Here are some plotted examples:


I have written about things related to this code (when it was called snek) at:

And recently at:

On Use and Contributions

This code is written for my personal use, and parts of it is rather experimental. Also, it is likely to change at my whim. For this reason I don't recommend depending on this library for anything.

I release it publicly in case people find it useful or interesting. It is not, however, intended as a collaboration/Open Source project. As such I am unlikely to accept PRs, reply to issues, or take requests.

Installation and Dependencies

This code requires Quicklisp to install dependencies (which are listed in weir.asd). To install and load Weir, do:

(ql:quickload :weir)

If this does not work, Weir may not be in a place Quicklisp or ASDF can see them. To fix this, either

(load "weir.asd")

or, for a long term solution, push the directory in which Weir sits to the variable quicklisp:*local-project-directories*:

; in your .sbclrc, for example:
(push "/path/to/dir/containing/weir" ql:*local-project-directories*)

The fn package (for generating file names) depends on the fn command from, but this is not necessary to use any of the other packages.

The code has only been tested in Ubuntu 18.04 LTS with SBCL 2.0.1. I've been told that examples work with SBCL in macOS.



(asdf:test-system :weir)

In Case of QL Version Issues



(use-package :ql-dist)
; see versions
(available-versions (dist "quicklisp"))
; select a dist version
  :replace t)


I would like to thank:

Who have provided me with useful hints and code feedback.

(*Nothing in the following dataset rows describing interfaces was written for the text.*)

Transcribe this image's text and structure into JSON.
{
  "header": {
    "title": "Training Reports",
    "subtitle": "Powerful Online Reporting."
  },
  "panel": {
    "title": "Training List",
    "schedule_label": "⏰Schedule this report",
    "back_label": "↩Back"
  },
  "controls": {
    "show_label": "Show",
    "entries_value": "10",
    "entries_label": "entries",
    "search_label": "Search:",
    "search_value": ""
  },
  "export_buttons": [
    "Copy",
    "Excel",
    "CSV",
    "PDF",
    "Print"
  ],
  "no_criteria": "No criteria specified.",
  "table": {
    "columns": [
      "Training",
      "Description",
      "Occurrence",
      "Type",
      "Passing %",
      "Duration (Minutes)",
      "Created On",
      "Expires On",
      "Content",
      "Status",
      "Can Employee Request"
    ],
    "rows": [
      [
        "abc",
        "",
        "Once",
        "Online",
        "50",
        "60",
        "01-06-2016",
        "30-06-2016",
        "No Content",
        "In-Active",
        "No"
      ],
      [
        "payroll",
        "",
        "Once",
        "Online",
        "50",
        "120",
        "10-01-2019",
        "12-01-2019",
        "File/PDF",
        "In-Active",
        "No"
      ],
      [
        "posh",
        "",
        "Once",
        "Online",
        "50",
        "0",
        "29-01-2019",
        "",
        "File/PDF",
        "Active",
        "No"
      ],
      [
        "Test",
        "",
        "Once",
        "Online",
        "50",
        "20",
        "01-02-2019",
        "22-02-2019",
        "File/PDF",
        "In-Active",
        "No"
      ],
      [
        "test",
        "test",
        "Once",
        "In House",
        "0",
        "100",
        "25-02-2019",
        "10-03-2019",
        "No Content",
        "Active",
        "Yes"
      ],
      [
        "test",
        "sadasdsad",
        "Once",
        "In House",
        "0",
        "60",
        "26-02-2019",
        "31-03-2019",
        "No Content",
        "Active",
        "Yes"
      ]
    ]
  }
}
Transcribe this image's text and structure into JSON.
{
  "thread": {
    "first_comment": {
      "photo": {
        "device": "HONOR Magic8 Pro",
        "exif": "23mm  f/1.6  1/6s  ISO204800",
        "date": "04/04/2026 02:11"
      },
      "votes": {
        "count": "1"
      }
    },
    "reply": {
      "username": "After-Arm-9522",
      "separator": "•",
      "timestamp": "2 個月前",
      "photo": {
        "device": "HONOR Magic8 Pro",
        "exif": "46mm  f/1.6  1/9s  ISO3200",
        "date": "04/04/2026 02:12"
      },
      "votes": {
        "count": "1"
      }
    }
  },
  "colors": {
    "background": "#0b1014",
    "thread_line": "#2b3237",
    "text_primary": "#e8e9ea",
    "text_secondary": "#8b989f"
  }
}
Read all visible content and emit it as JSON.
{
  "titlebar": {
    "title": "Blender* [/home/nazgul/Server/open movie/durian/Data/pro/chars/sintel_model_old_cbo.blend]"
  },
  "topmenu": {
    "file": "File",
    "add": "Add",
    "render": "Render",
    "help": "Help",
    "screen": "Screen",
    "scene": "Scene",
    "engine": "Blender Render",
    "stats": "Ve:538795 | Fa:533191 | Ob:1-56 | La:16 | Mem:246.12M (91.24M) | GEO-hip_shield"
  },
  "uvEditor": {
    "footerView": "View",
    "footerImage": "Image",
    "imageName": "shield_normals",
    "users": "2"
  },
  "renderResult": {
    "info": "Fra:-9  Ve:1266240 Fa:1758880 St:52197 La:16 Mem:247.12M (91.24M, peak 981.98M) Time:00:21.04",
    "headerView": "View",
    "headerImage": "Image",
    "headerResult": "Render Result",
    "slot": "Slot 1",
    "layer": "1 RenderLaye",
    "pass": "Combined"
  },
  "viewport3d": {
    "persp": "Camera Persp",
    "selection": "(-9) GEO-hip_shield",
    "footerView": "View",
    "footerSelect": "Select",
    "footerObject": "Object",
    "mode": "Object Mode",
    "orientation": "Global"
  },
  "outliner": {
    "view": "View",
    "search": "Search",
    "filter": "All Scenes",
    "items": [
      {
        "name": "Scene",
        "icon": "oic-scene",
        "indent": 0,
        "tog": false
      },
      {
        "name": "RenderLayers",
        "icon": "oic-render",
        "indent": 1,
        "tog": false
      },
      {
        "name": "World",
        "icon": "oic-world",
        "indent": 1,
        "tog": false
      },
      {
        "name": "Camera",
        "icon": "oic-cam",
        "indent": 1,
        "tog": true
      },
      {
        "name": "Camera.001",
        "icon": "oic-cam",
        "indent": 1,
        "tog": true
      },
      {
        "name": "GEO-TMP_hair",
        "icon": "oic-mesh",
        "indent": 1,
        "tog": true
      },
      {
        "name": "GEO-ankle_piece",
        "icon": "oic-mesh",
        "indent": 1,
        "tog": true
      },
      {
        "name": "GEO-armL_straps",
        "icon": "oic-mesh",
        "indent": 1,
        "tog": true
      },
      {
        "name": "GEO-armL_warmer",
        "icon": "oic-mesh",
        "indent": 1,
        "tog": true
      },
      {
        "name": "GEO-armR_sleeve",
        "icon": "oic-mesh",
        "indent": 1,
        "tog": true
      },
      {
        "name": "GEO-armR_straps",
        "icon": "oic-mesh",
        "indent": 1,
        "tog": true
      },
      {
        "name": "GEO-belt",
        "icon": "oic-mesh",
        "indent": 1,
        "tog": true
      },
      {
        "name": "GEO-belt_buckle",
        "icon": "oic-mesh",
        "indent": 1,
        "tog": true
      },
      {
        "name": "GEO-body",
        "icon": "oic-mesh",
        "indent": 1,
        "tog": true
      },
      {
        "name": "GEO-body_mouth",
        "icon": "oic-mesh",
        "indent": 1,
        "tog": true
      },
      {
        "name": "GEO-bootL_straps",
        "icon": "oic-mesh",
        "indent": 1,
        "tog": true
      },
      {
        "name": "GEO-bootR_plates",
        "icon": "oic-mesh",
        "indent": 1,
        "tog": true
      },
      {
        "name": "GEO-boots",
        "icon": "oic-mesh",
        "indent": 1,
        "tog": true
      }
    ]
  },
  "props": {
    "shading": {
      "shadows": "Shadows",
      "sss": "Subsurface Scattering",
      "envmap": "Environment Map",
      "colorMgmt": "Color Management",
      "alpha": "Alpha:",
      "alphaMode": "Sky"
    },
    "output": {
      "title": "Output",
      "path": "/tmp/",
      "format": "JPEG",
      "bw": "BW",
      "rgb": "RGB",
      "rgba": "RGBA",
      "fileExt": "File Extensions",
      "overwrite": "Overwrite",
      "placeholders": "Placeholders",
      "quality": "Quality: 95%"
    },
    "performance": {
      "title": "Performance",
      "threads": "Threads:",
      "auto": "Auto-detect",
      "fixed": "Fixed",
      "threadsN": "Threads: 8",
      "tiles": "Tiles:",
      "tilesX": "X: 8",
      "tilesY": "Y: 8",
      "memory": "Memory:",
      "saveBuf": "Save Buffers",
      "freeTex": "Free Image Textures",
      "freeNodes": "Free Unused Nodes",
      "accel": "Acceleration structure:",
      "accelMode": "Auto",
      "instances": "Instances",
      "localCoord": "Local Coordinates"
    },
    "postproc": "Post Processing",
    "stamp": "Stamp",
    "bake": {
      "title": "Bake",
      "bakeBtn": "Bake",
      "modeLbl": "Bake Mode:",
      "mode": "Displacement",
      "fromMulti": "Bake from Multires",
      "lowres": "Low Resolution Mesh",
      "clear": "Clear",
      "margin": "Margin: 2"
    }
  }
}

The ASDF config and test setup was kindly suggested and implemented by Robert Smith ( The remaining weirdness in the test system is my fault. Hope to fix it properly later.

Also, many thanks to for making Quicklisp.